Why did Mose Hoerner

On the way to the office, a poster with its huge letters jumped at me recently: «Happy is he who meets the Lord in awe and is happy about his commandments. Psalm 112, 1st Agency C. »

Because I am one of those who react more suspiciously the bigger the letters on the world-format posters, I look for “Agency C” on the Internet as soon as I arrive at the office. I find a whole series of such posters, titled: «God's Word in Every Place». Aha, let's see. I look up the quoted verse in Luther and Zwingli.

I have found different versions, all with the same wording that he who “fears the Lord” is happy. So what now? Does this god want to inspire fear or just to have respect for him? Is "God's Word" a selection program?

Then Jonas Fränkel (1879-1965) came back to my mind. Fränkel came to Switzerland as a student and later worked for forty years as a linguist at the University of Bern. He grew up as a Polish-speaking Jew in Krakow. As a teenager he wanted to become a rabbi, which is why he learned Greek and Hebrew, as well as self-taught German. In 1900, the NZZ printed the first feature articles for the 21-year-old student. Frankel was undoubtedly more talented at languages ​​than most.

In 1954 Fränkel published a collection of essays entitled "Poetry and Science". In it he speaks in the first contribution "Of the task and the sins of philology" and begins with the description of Michelangelo's statue of Moses in the church of San Pietro in Vincoli in Rome - a larger than life marble figure that strangely has horns: horns, otherwise headdress of the devil, of all people who brought God's tables of law down from Mount Sinai - and indeed, as the Jewish original text says in Hebrew, with a "shining face" because he had previously spoken to God (Exodus 34:29) .

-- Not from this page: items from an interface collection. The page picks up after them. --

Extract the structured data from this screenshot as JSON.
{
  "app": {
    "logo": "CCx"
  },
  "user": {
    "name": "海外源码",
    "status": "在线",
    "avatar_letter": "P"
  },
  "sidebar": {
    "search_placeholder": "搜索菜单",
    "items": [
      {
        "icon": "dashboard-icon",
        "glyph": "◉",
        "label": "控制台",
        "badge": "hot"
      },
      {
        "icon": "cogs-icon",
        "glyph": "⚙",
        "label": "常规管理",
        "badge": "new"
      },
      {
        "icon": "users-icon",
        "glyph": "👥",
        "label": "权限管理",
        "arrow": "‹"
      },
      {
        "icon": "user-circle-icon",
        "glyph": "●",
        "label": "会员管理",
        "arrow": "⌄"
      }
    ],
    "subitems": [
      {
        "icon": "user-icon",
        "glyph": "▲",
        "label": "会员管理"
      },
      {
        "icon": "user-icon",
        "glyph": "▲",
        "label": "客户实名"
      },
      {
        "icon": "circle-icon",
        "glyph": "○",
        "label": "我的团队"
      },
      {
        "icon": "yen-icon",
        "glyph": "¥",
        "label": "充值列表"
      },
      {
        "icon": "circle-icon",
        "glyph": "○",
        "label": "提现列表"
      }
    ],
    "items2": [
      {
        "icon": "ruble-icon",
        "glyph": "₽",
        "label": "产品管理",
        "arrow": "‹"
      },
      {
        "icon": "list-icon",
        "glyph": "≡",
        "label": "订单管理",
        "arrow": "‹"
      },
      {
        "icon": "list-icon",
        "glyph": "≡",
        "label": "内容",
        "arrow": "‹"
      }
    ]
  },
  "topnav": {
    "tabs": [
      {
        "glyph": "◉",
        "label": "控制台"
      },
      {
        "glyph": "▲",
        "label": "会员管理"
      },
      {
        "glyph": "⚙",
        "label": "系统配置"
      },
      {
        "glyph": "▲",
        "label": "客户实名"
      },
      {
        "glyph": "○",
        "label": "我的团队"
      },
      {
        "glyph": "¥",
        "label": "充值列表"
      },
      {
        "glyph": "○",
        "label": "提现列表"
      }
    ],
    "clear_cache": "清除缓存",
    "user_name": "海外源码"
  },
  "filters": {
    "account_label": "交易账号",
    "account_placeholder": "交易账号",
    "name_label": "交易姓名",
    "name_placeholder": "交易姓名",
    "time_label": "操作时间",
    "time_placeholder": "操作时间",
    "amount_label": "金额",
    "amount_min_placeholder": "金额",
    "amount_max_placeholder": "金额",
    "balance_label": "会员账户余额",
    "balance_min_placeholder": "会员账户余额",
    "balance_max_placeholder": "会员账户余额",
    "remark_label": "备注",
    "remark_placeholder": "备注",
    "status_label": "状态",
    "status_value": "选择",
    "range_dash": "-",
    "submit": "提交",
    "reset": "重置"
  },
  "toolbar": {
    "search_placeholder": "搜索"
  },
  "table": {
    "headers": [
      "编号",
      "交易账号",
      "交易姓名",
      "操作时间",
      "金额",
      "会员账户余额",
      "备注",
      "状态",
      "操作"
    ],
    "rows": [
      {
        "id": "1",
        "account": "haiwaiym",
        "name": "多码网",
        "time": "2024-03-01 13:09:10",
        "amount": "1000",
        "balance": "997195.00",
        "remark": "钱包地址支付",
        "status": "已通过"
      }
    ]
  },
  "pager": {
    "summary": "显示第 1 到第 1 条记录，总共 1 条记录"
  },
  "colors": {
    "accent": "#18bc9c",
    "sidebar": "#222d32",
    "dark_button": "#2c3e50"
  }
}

Frankel's explanation: Michelangelo did not understand Hebrew. That is why he based his presentation on the "Vulgate", the Latin translation of the Bible by Jerome (347-420). This later ecclesiastical saint had in his work "mixed up different meanings which come from the same word root". This root could be used for "radiant" or Stand "horned": "Hieronymus made a horned head out of the radiant face, which Moses brought home from being with God!"

In the autumn of 1956, Fränkel wrote a letter to his friend, the writer Jakob Rudolf Humm, telling him what he had found out since then: he found Moses with horns in the Greek translation of the text by Aquila about two hundred years before Jerome. Because Jerome was demonstrably familiar with this translation, it was therefore probably not a translation error. Rather, he probably copied the mistake in Aquila, from which he concluded that Jerome translated a text that he did not even know in the original.

More than a thousand years later, around 1510, Michelangelo carved out the head of Moses from Carrara marble. The horns - this "most visible sin of philology" (Fränkel) - are for him the unquestionable word of God.

In comparison, it seems harmless when “Agency C” redrafts threatening “fear” into more easily consumable “awe”. This is how every PR agency works that has something to sell. However, not everyone claims that their advertising slogan is "God's Word".